26 years old, Montreal
Financial advisor


Louis-Philippe had two surgeries at a very young age: at 10 days for a ventricular septal defect (VSD), and when he was 7 years old for an aortic coarctation. Despite his condition, and his surgeries, he has always done a lot of sports, in addition to feeding his passion for music.  At age 20, on his way to work, he has a strong dizzy spell and faints. He later wakes up at the hospital, where he is told that he had a stroke and that his right-hand side is paralyzed. While a university student, he has to go back to basics by writing with the left hand, seeing with only one eye, and having to deal with memory losses. Thanks to sport and music, his friends and family's dedication, and the care provided by the Montreal Heart Institute's medical team, he is thankful to be able to regain a normal life, albeit with some limitations. His progress is unbelievable.

Louis-Philippe supports the Montreal Heart Foundation's cause to raise awareness and to encourage the community to give generously to improve young patients' lives.



40 years old, Laval
Lawyer, Hamelin Vrkic


A patient of the Montreal Heart Institute since he was 18, Pierre-Marc had a defibrillator installed last July. Having undergone open heart surgery at age 3 due to an atrial septal defect (ASD), he notices in May 2018 a lack of improvement in his sports and a more and more pronounced shortness of breath. An arrhythmia is also starting to worry him. In June, he goes to the Institute in an emergency, where we identify a weakness his heart related to arrhythmia, as well as a ventricular desynchronization. Two ablation surgeries later, he has a defibrillator installed. His recovery was quick: a few months later, he even resumed his training!

Pierre-Marc has always felt that the expertise in cardiology at the Institute was very advanced. In each of his visits, he feels reassured and in good care. He is also convinced that the passionate staff who works there is perfectly equipped to support his cardiovascular health. He is particularly proud to be cared for in one of the three best cardiology centres in the world.


48 years old, Montreal
Editor and Customer Service Manager


In the spring of 2003, Stéphane begins to experience some unpleasant cardiac symptoms. One morning in May, he fainted while taking a simple shower. He quickly goes to the Montreal Heart Institute. After a revealing electrocardiogram, he is immediately admitted to do more tests.

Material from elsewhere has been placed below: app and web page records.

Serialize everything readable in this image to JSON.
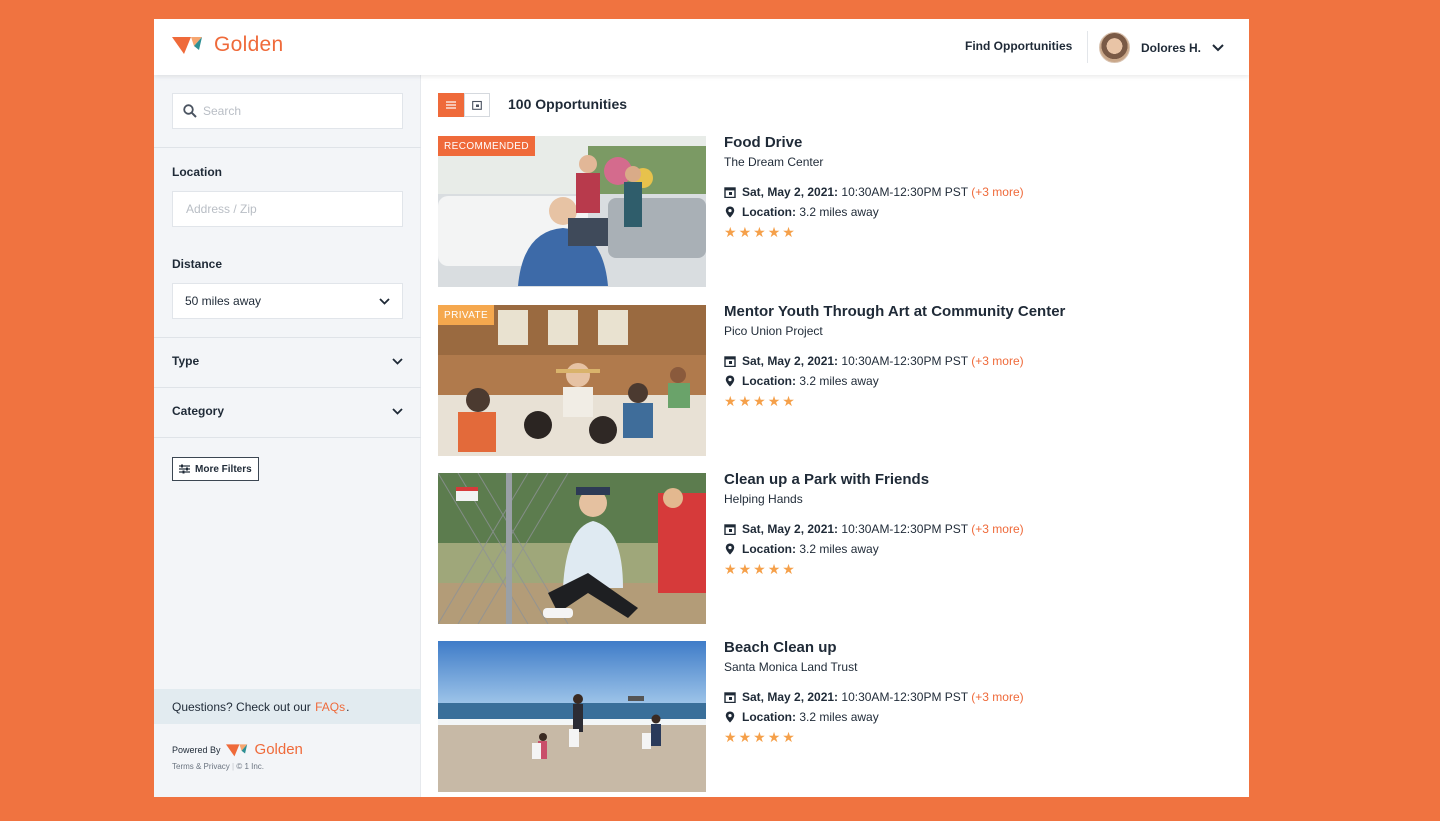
{
  "app": {
    "brand": "Golden",
    "accent": "#EF6A3A"
  },
  "header": {
    "nav_link": "Find Opportunities",
    "user_name": "Dolores H."
  },
  "sidebar": {
    "search_placeholder": "Search",
    "location_label": "Location",
    "location_placeholder": "Address / Zip",
    "distance_label": "Distance",
    "distance_value": "50 miles away",
    "type_label": "Type",
    "category_label": "Category",
    "more_filters": "More Filters",
    "faq_prefix": "Questions? Check out our",
    "faq_link": "FAQs",
    "faq_suffix": ".",
    "powered_by": "Powered By",
    "powered_brand": "Golden",
    "terms": "Terms & Privacy",
    "copyright": "© 1 Inc."
  },
  "main": {
    "count_label": "100 Opportunities",
    "cards": [
      {
        "badge": "RECOMMENDED",
        "title": "Food Drive",
        "org": "The Dream Center",
        "date_label": "Sat, May 2, 2021:",
        "time": "10:30AM-12:30PM PST",
        "more": "(+3 more)",
        "location_label": "Location:",
        "location": "3.2 miles away",
        "rating": 5
      },
      {
        "badge": "PRIVATE",
        "title": "Mentor Youth Through Art at Community Center",
        "org": "Pico Union Project",
        "date_label": "Sat, May 2, 2021:",
        "time": "10:30AM-12:30PM PST",
        "more": "(+3 more)",
        "location_label": "Location:",
        "location": "3.2 miles away",
        "rating": 5
      },
      {
        "badge": "",
        "title": "Clean up a Park with Friends",
        "org": "Helping Hands",
        "date_label": "Sat, May 2, 2021:",
        "time": "10:30AM-12:30PM PST",
        "more": "(+3 more)",
        "location_label": "Location:",
        "location": "3.2 miles away",
        "rating": 5
      },
      {
        "badge": "",
        "title": "Beach Clean up",
        "org": "Santa Monica Land Trust",
        "date_label": "Sat, May 2, 2021:",
        "time": "10:30AM-12:30PM PST",
        "more": "(+3 more)",
        "location_label": "Location:",
        "location": "3.2 miles away",
        "rating": 5
      }
    ]
  }
}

After spending two full weeks on-site, the Institute doctors decide he has a congenital disease: hypertrophic cardiomyopathy. They then decide to install a defibrillator to protect him against sudden death or a major heart failure. Right out of the hospital, his doctor reassured him with empathy and confirmed that he must continue his activities. He followed this advice and ran a half and a full marathon and he has a fully active lifestyle. Without the immediate support and undeniable skills of all these doctors, his life would have very different. For him, the Montreal Heart Institute is a heart story!



Marielle Jetté

My husband had a heart attack when he was just 37 years old. He wasn’t given any medication or told to follow any prevention program. Ten years later, he had quintuple bypass surgery to prevent a second heart attack, which most likely would have killed him. Afterwards, with close follow-up, he was able to lead an active life with no heart problems up until his death from another disease. As they say, an ounce of prevention is worth a pound of cure, and that’s why I donate to the Montreal Heart Institute.